The competition was overseen by Jon Gates, a yoyo veteran and world class spin-top player. Jon acted as a judge alongside Zach Gormley, a world class yoyo player who took 5th place in the 1A division at the World’s Contest in 2014. They made sure the competition was fair, and had the unenviable task of choosing the winner of the freestyle competitions

CO State Contest 2015 Logo

The “Trick Ladder” began the real contest. Players stood in a circle, and if you missed twice you were out. You had to complete a standardized series of tricks of increasing difficulty. Everyone was encouraged to be honest about their mistakes, and the judges amidst the players guaranteed all were held accountable for their true skills. But the real madness came with the Freestyle competition.

Players picked their music, and hopped on stage to show off tricks they had fine tuned for weeks. Yoyo strings were wrapped around necks and arms. Spinning metal toys whizzed through legs and soared through the air. The crowds went wild. All the players had great enthusiasm. From the newest initiates to the seasoned champions, the boys went all out. There were even impromptu demos of other yoyo styles like “4A,” where the yoyo is thrown off the string, allowing it to sail through the room only to be caught and returned. These were not your grandpa’s yoyo tricks.

The competition finished with Chris Rodriguez winning the Freestyle contest. He earned 0.5 technical points less than the 2nd place winner. His showmanship took him to the top. With a sport that lends itself to performing, technicality alone will not win a Freestyle competition. However, the Trick Ladder is all about technical execution, and Taylor Noyes won that with his skill. After all the festivities, $1500 in sponsor prizes were dueled over or raffled off.

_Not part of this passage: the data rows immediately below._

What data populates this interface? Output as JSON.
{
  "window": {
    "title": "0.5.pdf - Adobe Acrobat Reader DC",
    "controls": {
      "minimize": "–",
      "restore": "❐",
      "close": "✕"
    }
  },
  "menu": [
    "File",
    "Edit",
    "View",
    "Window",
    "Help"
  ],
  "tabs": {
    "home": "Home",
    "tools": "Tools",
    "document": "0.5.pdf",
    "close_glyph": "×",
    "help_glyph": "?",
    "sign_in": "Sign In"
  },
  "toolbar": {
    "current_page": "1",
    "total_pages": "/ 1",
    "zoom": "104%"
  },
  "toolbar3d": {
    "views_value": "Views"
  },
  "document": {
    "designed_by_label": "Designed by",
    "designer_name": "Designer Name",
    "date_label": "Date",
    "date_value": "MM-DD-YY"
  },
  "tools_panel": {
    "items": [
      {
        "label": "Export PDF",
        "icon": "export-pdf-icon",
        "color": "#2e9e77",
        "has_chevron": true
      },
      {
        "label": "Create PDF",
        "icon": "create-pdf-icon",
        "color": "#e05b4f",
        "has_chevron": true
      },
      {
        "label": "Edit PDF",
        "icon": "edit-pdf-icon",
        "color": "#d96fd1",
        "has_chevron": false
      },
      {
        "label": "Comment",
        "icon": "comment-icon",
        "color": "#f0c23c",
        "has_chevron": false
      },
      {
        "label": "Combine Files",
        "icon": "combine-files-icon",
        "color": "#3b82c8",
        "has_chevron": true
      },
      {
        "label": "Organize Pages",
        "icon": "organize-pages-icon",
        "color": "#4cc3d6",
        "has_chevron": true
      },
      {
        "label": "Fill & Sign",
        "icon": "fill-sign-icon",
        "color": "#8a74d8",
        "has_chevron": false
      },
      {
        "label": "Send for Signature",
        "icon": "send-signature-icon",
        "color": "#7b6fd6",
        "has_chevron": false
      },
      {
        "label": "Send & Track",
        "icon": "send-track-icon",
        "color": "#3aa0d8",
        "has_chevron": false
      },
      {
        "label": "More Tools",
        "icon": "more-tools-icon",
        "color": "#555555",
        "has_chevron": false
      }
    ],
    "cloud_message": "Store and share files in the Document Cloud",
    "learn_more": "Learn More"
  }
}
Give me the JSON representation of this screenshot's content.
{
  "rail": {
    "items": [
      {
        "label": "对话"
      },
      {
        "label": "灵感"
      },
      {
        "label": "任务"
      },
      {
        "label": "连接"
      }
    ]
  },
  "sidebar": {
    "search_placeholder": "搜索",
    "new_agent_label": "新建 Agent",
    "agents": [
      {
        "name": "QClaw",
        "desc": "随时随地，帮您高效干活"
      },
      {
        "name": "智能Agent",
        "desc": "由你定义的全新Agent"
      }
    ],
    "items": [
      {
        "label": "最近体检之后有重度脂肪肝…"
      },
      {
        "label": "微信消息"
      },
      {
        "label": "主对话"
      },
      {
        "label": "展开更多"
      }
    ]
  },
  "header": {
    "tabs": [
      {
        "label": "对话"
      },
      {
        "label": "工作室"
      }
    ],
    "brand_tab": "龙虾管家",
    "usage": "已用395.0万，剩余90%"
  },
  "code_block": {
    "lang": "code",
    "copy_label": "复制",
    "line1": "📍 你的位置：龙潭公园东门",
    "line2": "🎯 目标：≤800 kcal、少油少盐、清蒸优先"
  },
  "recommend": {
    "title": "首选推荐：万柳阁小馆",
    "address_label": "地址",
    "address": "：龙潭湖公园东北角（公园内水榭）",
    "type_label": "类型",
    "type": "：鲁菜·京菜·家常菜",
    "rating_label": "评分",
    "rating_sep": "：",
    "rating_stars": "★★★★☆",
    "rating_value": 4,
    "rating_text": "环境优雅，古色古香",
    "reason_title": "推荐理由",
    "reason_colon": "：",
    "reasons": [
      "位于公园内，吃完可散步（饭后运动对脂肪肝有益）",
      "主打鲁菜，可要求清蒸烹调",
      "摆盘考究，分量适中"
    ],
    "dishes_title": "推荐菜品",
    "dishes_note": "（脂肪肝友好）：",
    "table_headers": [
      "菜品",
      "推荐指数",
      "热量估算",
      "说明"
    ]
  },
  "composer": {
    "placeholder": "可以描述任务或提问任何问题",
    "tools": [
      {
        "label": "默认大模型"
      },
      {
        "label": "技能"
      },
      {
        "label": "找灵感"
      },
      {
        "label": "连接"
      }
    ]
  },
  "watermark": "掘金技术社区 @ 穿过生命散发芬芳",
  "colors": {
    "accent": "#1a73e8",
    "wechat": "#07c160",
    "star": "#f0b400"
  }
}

Post-Competition, I asked Jon Gates about the male-domination of this sport. He said that boys and girls tend to learn their hand-eye coordination skills differently. Most girls that compete are winning players, because they find yoyos easy to handle. Boys can find it harder, and it inspires them to hone their skills and continue throwing and competing. Being a man of science, I asked my girlfriend if she had ever played with a yoyo. She said that it was simple for her. I thought of my own hours of practice and frustration. I think Jon might be right on this one.

The BoCo Yoyo Club is undoubtedly an atypical Boulder community. Yet the intense creativity of the players, their confidence, and artistic showmanship are vital to much of Boulder’s art culture. This budding group of young men is adding a new dimension to the performing arts scene in the city, and I am all for it. Check out the club Saturdays on Pearl, from 3-5pm. When the contest rolls around next year, hopefully you will join me in the dazzled crowd.